Records for the exercise:

-----

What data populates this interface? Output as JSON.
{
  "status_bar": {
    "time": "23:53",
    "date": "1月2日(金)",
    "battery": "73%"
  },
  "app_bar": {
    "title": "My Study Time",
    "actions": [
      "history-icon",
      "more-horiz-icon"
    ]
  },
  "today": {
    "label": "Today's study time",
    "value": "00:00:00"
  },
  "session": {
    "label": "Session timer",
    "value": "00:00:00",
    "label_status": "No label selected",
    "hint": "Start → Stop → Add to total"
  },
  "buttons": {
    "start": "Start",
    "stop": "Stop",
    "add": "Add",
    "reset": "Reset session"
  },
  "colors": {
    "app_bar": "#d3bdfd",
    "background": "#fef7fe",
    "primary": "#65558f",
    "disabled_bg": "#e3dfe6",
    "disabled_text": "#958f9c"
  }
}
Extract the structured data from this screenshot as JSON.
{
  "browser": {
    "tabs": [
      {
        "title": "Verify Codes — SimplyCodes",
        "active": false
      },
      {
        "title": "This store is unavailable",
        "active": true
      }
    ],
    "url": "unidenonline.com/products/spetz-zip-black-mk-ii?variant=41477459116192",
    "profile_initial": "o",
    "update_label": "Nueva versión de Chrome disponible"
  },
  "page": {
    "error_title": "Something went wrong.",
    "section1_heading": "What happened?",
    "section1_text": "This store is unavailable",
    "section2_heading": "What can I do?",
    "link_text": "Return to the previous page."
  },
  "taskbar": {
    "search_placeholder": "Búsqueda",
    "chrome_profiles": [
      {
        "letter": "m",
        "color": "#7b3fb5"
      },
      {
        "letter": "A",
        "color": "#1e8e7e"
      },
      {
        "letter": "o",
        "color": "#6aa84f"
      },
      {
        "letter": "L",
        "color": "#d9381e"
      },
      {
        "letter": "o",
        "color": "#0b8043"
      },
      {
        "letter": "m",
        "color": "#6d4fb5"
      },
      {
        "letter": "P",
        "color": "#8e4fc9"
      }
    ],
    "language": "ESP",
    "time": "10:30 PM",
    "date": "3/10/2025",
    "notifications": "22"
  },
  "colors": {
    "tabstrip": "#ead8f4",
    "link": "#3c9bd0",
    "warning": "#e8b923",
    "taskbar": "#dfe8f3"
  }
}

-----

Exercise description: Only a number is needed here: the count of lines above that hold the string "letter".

Solved problem: 7